_Directions_
Repeat the entries below exactly as they appear, with no pictures.

_Source material_
————————

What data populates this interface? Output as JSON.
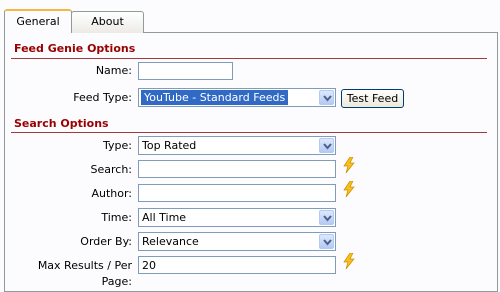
{
  "tabs": [
    {
      "label": "General"
    },
    {
      "label": "About"
    }
  ],
  "sections": {
    "feed": {
      "title": "Feed Genie Options"
    },
    "search": {
      "title": "Search Options"
    }
  },
  "fields": {
    "name": {
      "label": "Name:",
      "value": ""
    },
    "feed_type": {
      "label": "Feed Type:",
      "value": "YouTube - Standard Feeds"
    },
    "test_feed": {
      "label": "Test Feed"
    },
    "type": {
      "label": "Type:",
      "value": "Top Rated"
    },
    "search": {
      "label": "Search:",
      "value": ""
    },
    "author": {
      "label": "Author:",
      "value": ""
    },
    "time": {
      "label": "Time:",
      "value": "All Time"
    },
    "order_by": {
      "label": "Order By:",
      "value": "Relevance"
    },
    "max_results": {
      "label": "Max Results / Per Page:",
      "value": "20"
    }
  },
  "icons": {
    "lightning": "lightning-icon",
    "dropdown": "chevron-down-icon"
  },
  "colors": {
    "section_title": "#990000",
    "rule": "#a23a3a",
    "selected_bg": "#316ac5",
    "bolt_fill": "#f6c01d"
  }
}
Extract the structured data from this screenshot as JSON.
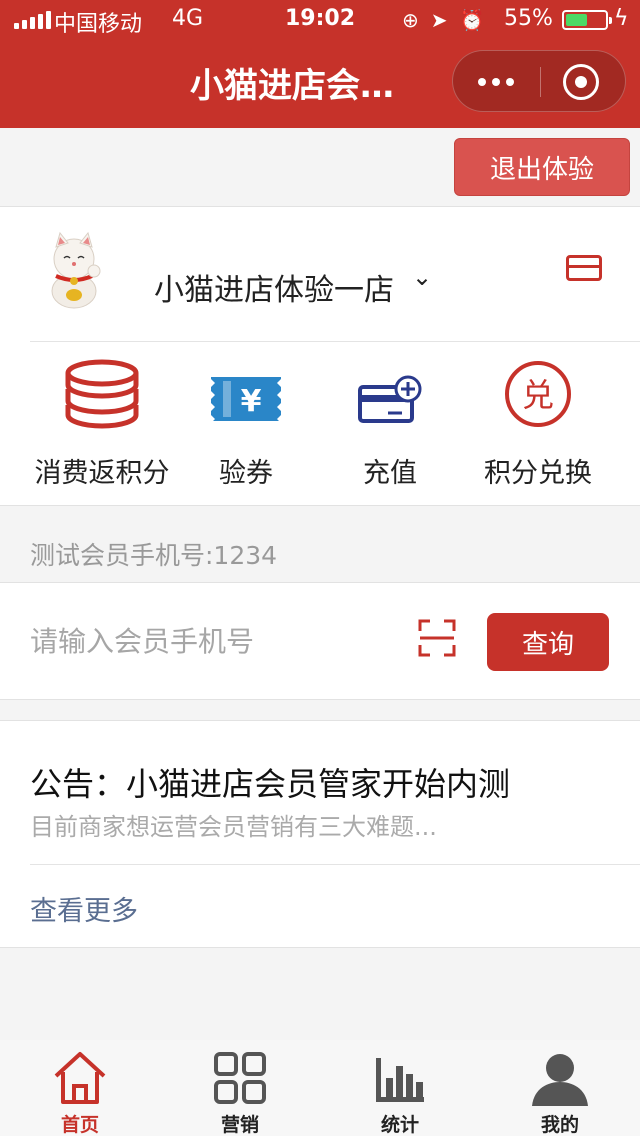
{
  "status_bar": {
    "carrier": "中国移动",
    "network": "4G",
    "time": "19:02",
    "battery_percent": "55%",
    "battery_level": 0.55
  },
  "nav": {
    "title": "小猫进店会…"
  },
  "exit_button": "退出体验",
  "store": {
    "name": "小猫进店体验一店",
    "caret": "⌄"
  },
  "actions": [
    {
      "label": "消费返积分",
      "icon": "coins-stack-icon"
    },
    {
      "label": "验券",
      "icon": "yen-ticket-icon"
    },
    {
      "label": "充值",
      "icon": "card-add-icon"
    },
    {
      "label": "积分兑换",
      "icon": "exchange-icon",
      "glyph": "兑"
    }
  ],
  "test_member": "测试会员手机号:1234",
  "search": {
    "placeholder": "请输入会员手机号",
    "button": "查询"
  },
  "notice": {
    "title": "公告：小猫进店会员管家开始内测",
    "summary": "目前商家想运营会员营销有三大难题...",
    "more": "查看更多"
  },
  "tabs": [
    {
      "label": "首页",
      "icon": "home-icon",
      "active": true
    },
    {
      "label": "营销",
      "icon": "grid-icon",
      "active": false
    },
    {
      "label": "统计",
      "icon": "bar-chart-icon",
      "active": false
    },
    {
      "label": "我的",
      "icon": "person-icon",
      "active": false
    }
  ],
  "colors": {
    "brand_red": "#c6322a",
    "link_blue": "#5a6e91",
    "icon_blue": "#2a86c8",
    "battery_green": "#4cd964"
  }
}
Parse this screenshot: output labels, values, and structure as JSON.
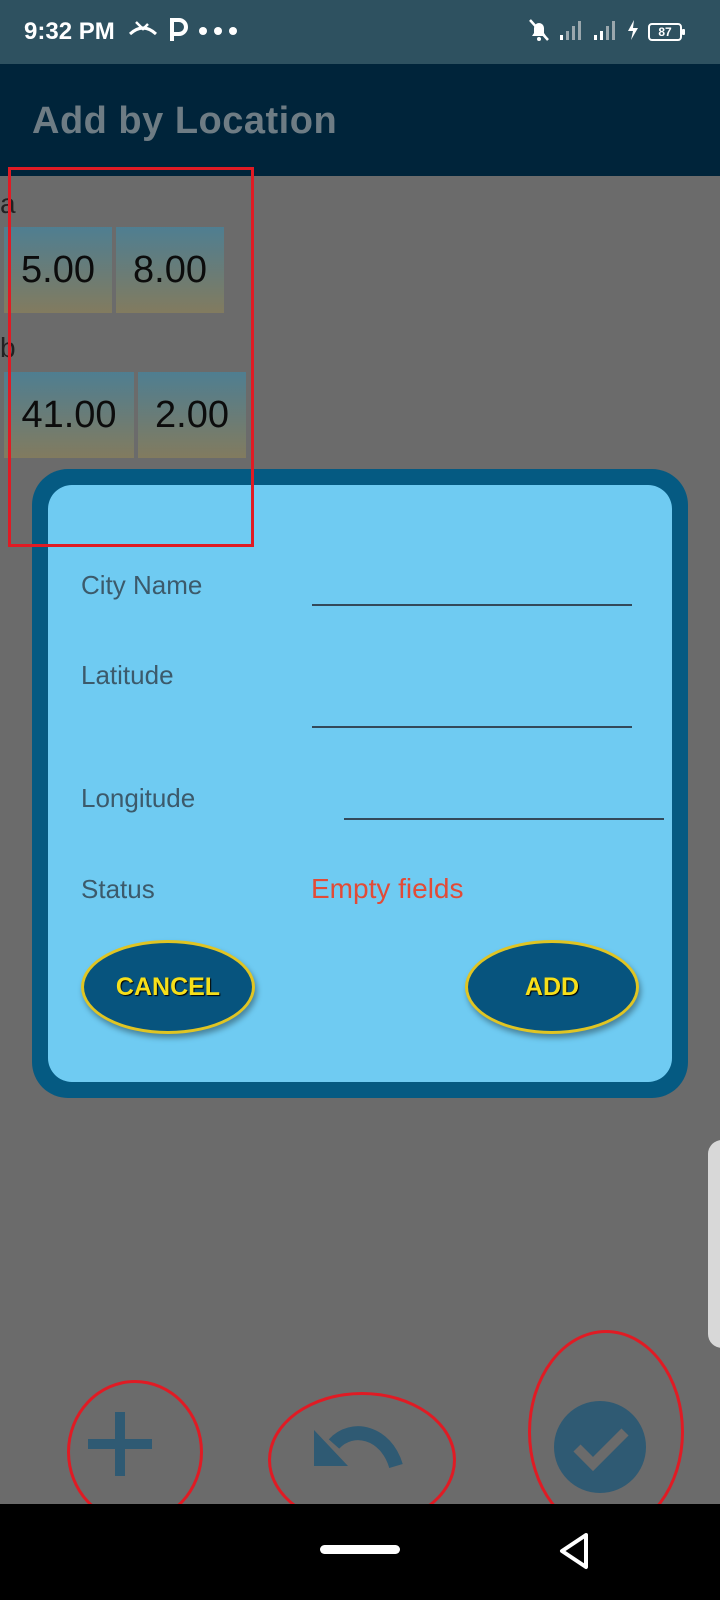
{
  "status_bar": {
    "time": "9:32 PM",
    "icons_left": [
      "missed-call-icon",
      "parking-icon",
      "more-dots-icon"
    ],
    "icons_right": [
      "bell-off-icon",
      "signal-icon",
      "signal-icon",
      "charging-icon"
    ],
    "battery_level": "87"
  },
  "app_bar": {
    "title": "Add by Location"
  },
  "background_list": {
    "rows": [
      {
        "label": "a",
        "values": [
          "5.00",
          "8.00"
        ]
      },
      {
        "label": "b",
        "values": [
          "41.00",
          "2.00"
        ]
      }
    ]
  },
  "dialog": {
    "fields": [
      {
        "label": "City Name",
        "value": ""
      },
      {
        "label": "Latitude",
        "value": ""
      },
      {
        "label": "Longitude",
        "value": ""
      }
    ],
    "status_label": "Status",
    "status_value": "Empty fields",
    "cancel_label": "CANCEL",
    "add_label": "ADD"
  },
  "bottom_actions": [
    "plus-icon",
    "undo-icon",
    "check-icon"
  ],
  "colors": {
    "app_bar": "#00243a",
    "dialog_border": "#055a82",
    "dialog_bg": "#6fcbf2",
    "button_bg": "#07547e",
    "button_text": "#f6df1a",
    "status_error": "#e24b37",
    "annotation": "#e01b24"
  }
}
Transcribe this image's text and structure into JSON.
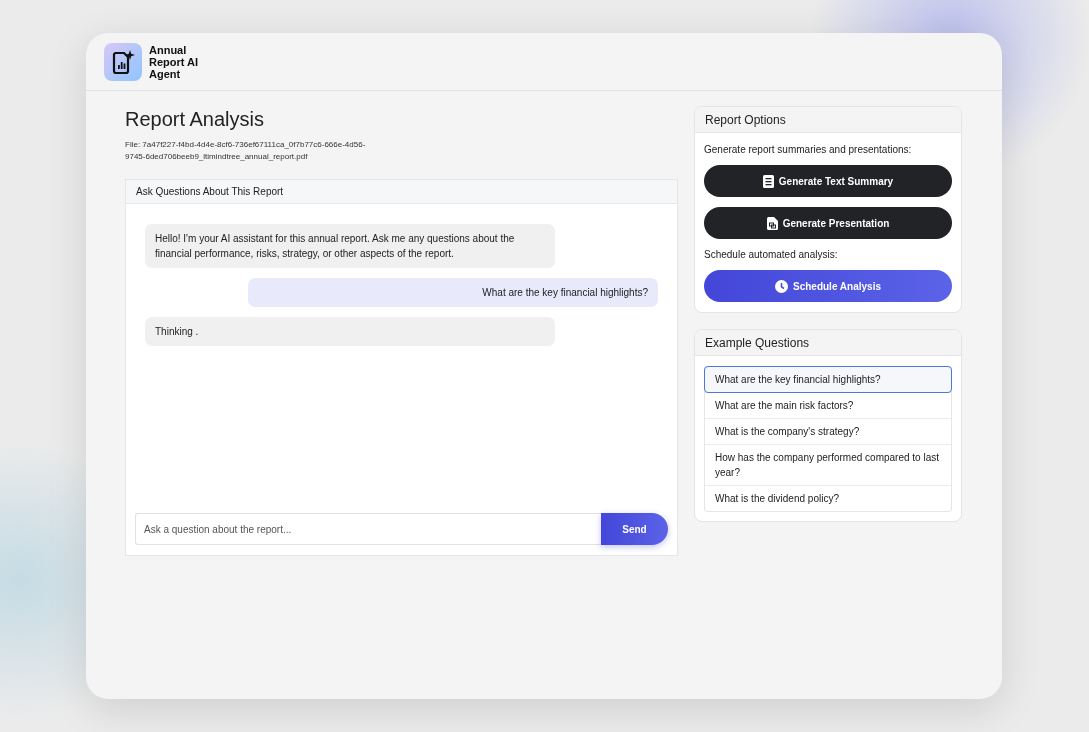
{
  "app": {
    "title": "Annual Report AI Agent"
  },
  "page": {
    "title": "Report Analysis",
    "file": "File: 7a47f227-f4bd-4d4e-8cf6-736ef67111ca_0f7b77c6-666e-4d56-9745-6ded706beeb9_ltimindtree_annual_report.pdf"
  },
  "chat": {
    "title": "Ask Questions About This Report",
    "messages": [
      {
        "kind": "assistant",
        "text": "Hello! I'm your AI assistant for this annual report. Ask me any questions about the financial performance, risks, strategy, or other aspects of the report."
      },
      {
        "kind": "user",
        "text": "What are the key financial highlights?"
      },
      {
        "kind": "assistant",
        "text": "Thinking ."
      }
    ],
    "input": {
      "placeholder": "Ask a question about the report..."
    },
    "send": "Send"
  },
  "report_options": {
    "title": "Report Options",
    "sections": [
      {
        "label": "Generate report summaries and presentations:",
        "buttons": [
          {
            "label": "Generate Text Summary",
            "kind": "summary"
          },
          {
            "label": "Generate Presentation",
            "kind": "presentation"
          }
        ]
      },
      {
        "label": "Schedule automated analysis:",
        "buttons": [
          {
            "label": "Schedule Analysis",
            "kind": "schedule"
          }
        ]
      }
    ]
  },
  "example_questions": {
    "title": "Example Questions",
    "items": [
      {
        "text": "What are the key financial highlights?",
        "selected": true
      },
      {
        "text": "What are the main risk factors?",
        "selected": false
      },
      {
        "text": "What is the company's strategy?",
        "selected": false
      },
      {
        "text": "How has the company performed compared to last year?",
        "selected": false
      },
      {
        "text": "What is the dividend policy?",
        "selected": false
      }
    ]
  }
}
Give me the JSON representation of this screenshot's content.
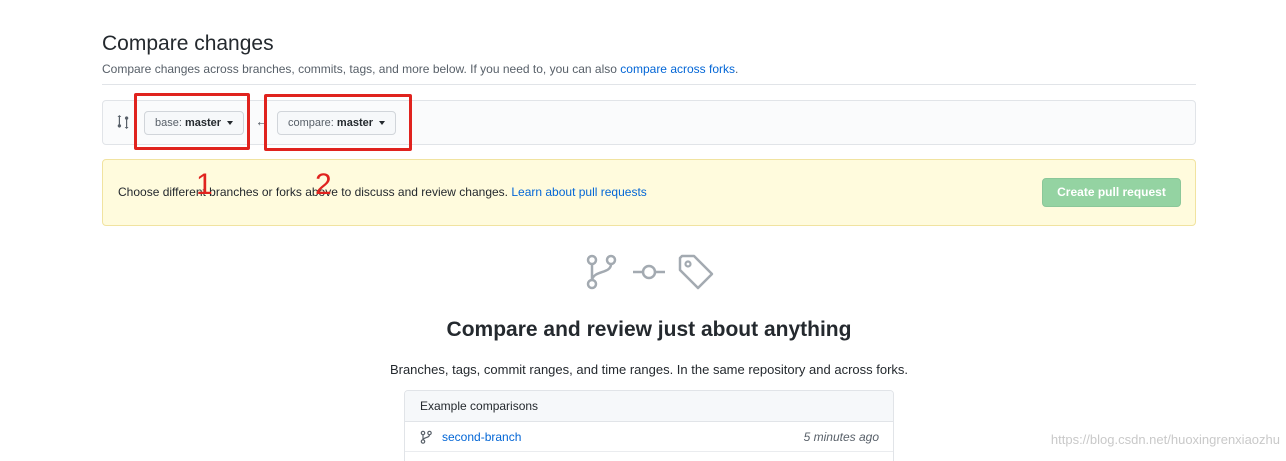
{
  "page": {
    "title": "Compare changes",
    "subtitle": "Compare changes across branches, commits, tags, and more below. If you need to, you can also",
    "subtitle_link": "compare across forks",
    "subtitle_end": "."
  },
  "range": {
    "base_prefix": "base:",
    "base_value": "master",
    "compare_prefix": "compare:",
    "compare_value": "master"
  },
  "annotations": {
    "marker_1": "1",
    "marker_2": "2",
    "color": "#e0231e"
  },
  "flash": {
    "text": "Choose different branches or forks above to discuss and review changes.",
    "link": "Learn about pull requests",
    "button": "Create pull request"
  },
  "blankslate": {
    "icons": [
      "git-branch-icon",
      "git-commit-icon",
      "tag-icon"
    ],
    "title": "Compare and review just about anything",
    "description": "Branches, tags, commit ranges, and time ranges. In the same repository and across forks."
  },
  "examples": {
    "header": "Example comparisons",
    "rows": [
      {
        "icon": "git-branch-icon",
        "name": "second-branch",
        "time": "5 minutes ago"
      }
    ]
  },
  "watermark": "https://blog.csdn.net/huoxingrenxiaozhu",
  "colors": {
    "link": "#0366d6",
    "flash_bg": "#fffbdd",
    "button_disabled": "#94d3a2"
  }
}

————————

_Reply to the exercise_
What data populates this interface? Output as JSON.
{
  "tabs": [
    {
      "label": "General"
    },
    {
      "label": "About"
    }
  ],
  "sections": {
    "feed": {
      "title": "Feed Genie Options"
    },
    "search": {
      "title": "Search Options"
    }
  },
  "fields": {
    "name": {
      "label": "Name:",
      "value": ""
    },
    "feed_type": {
      "label": "Feed Type:",
      "value": "YouTube - Standard Feeds"
    },
    "test_feed": {
      "label": "Test Feed"
    },
    "type": {
      "label": "Type:",
      "value": "Top Rated"
    },
    "search": {
      "label": "Search:",
      "value": ""
    },
    "author": {
      "label": "Author:",
      "value": ""
    },
    "time": {
      "label": "Time:",
      "value": "All Time"
    },
    "order_by": {
      "label": "Order By:",
      "value": "Relevance"
    },
    "max_results": {
      "label": "Max Results / Per Page:",
      "value": "20"
    }
  },
  "icons": {
    "lightning": "lightning-icon",
    "dropdown": "chevron-down-icon"
  },
  "colors": {
    "section_title": "#990000",
    "rule": "#a23a3a",
    "selected_bg": "#316ac5",
    "bolt_fill": "#f6c01d"
  }
}
Extract the structured data from this screenshot as JSON.
{
  "status_bar": {
    "carrier": "中国移动",
    "network": "4G",
    "time": "19:02",
    "battery_percent": "55%",
    "battery_level": 0.55
  },
  "nav": {
    "title": "小猫进店会…"
  },
  "exit_button": "退出体验",
  "store": {
    "name": "小猫进店体验一店",
    "caret": "⌄"
  },
  "actions": [
    {
      "label": "消费返积分",
      "icon": "coins-stack-icon"
    },
    {
      "label": "验券",
      "icon": "yen-ticket-icon"
    },
    {
      "label": "充值",
      "icon": "card-add-icon"
    },
    {
      "label": "积分兑换",
      "icon": "exchange-icon",
      "glyph": "兑"
    }
  ],
  "test_member": "测试会员手机号:1234",
  "search": {
    "placeholder": "请输入会员手机号",
    "button": "查询"
  },
  "notice": {
    "title": "公告：小猫进店会员管家开始内测",
    "summary": "目前商家想运营会员营销有三大难题...",
    "more": "查看更多"
  },
  "tabs": [
    {
      "label": "首页",
      "icon": "home-icon",
      "active": true
    },
    {
      "label": "营销",
      "icon": "grid-icon",
      "active": false
    },
    {
      "label": "统计",
      "icon": "bar-chart-icon",
      "active": false
    },
    {
      "label": "我的",
      "icon": "person-icon",
      "active": false
    }
  ],
  "colors": {
    "brand_red": "#c6322a",
    "link_blue": "#5a6e91",
    "icon_blue": "#2a86c8",
    "battery_green": "#4cd964"
  }
}
Parse this screenshot: output labels, values, and structure as JSON.
{
  "status_bar": {
    "time": "9:32 PM",
    "icons_left": [
      "missed-call-icon",
      "parking-icon",
      "more-dots-icon"
    ],
    "icons_right": [
      "bell-off-icon",
      "signal-icon",
      "signal-icon",
      "charging-icon"
    ],
    "battery_level": "87"
  },
  "app_bar": {
    "title": "Add by Location"
  },
  "background_list": {
    "rows": [
      {
        "label": "a",
        "values": [
          "5.00",
          "8.00"
        ]
      },
      {
        "label": "b",
        "values": [
          "41.00",
          "2.00"
        ]
      }
    ]
  },
  "dialog": {
    "fields": [
      {
        "label": "City Name",
        "value": ""
      },
      {
        "label": "Latitude",
        "value": ""
      },
      {
        "label": "Longitude",
        "value": ""
      }
    ],
    "status_label": "Status",
    "status_value": "Empty fields",
    "cancel_label": "CANCEL",
    "add_label": "ADD"
  },
  "bottom_actions": [
    "plus-icon",
    "undo-icon",
    "check-icon"
  ],
  "colors": {
    "app_bar": "#00243a",
    "dialog_border": "#055a82",
    "dialog_bg": "#6fcbf2",
    "button_bg": "#07547e",
    "button_text": "#f6df1a",
    "status_error": "#e24b37",
    "annotation": "#e01b24"
  }
}
Transcribe this image's text and structure into JSON.
{
  "app": {
    "title": "Annual Report AI Agent"
  },
  "page": {
    "title": "Report Analysis",
    "file": "File: 7a47f227-f4bd-4d4e-8cf6-736ef67111ca_0f7b77c6-666e-4d56-9745-6ded706beeb9_ltimindtree_annual_report.pdf"
  },
  "chat": {
    "title": "Ask Questions About This Report",
    "messages": [
      {
        "kind": "assistant",
        "text": "Hello! I'm your AI assistant for this annual report. Ask me any questions about the financial performance, risks, strategy, or other aspects of the report."
      },
      {
        "kind": "user",
        "text": "What are the key financial highlights?"
      },
      {
        "kind": "assistant",
        "text": "Thinking ."
      }
    ],
    "input": {
      "placeholder": "Ask a question about the report..."
    },
    "send": "Send"
  },
  "report_options": {
    "title": "Report Options",
    "sections": [
      {
        "label": "Generate report summaries and presentations:",
        "buttons": [
          {
            "label": "Generate Text Summary",
            "kind": "summary"
          },
          {
            "label": "Generate Presentation",
            "kind": "presentation"
          }
        ]
      },
      {
        "label": "Schedule automated analysis:",
        "buttons": [
          {
            "label": "Schedule Analysis",
            "kind": "schedule"
          }
        ]
      }
    ]
  },
  "example_questions": {
    "title": "Example Questions",
    "items": [
      {
        "text": "What are the key financial highlights?",
        "selected": true
      },
      {
        "text": "What are the main risk factors?",
        "selected": false
      },
      {
        "text": "What is the company's strategy?",
        "selected": false
      },
      {
        "text": "How has the company performed compared to last year?",
        "selected": false
      },
      {
        "text": "What is the dividend policy?",
        "selected": false
      }
    ]
  }
}
Give me the JSON representation of this screenshot's content.
{
  "page": {
    "title": "Compare changes",
    "subtitle": "Compare changes across branches, commits, tags, and more below. If you need to, you can also",
    "subtitle_link": "compare across forks",
    "subtitle_end": "."
  },
  "range": {
    "base_prefix": "base:",
    "base_value": "master",
    "compare_prefix": "compare:",
    "compare_value": "master"
  },
  "annotations": {
    "marker_1": "1",
    "marker_2": "2",
    "color": "#e0231e"
  },
  "flash": {
    "text": "Choose different branches or forks above to discuss and review changes.",
    "link": "Learn about pull requests",
    "button": "Create pull request"
  },
  "blankslate": {
    "icons": [
      "git-branch-icon",
      "git-commit-icon",
      "tag-icon"
    ],
    "title": "Compare and review just about anything",
    "description": "Branches, tags, commit ranges, and time ranges. In the same repository and across forks."
  },
  "examples": {
    "header": "Example comparisons",
    "rows": [
      {
        "icon": "git-branch-icon",
        "name": "second-branch",
        "time": "5 minutes ago"
      }
    ]
  },
  "watermark": "https://blog.csdn.net/huoxingrenxiaozhu",
  "colors": {
    "link": "#0366d6",
    "flash_bg": "#fffbdd",
    "button_disabled": "#94d3a2"
  }
}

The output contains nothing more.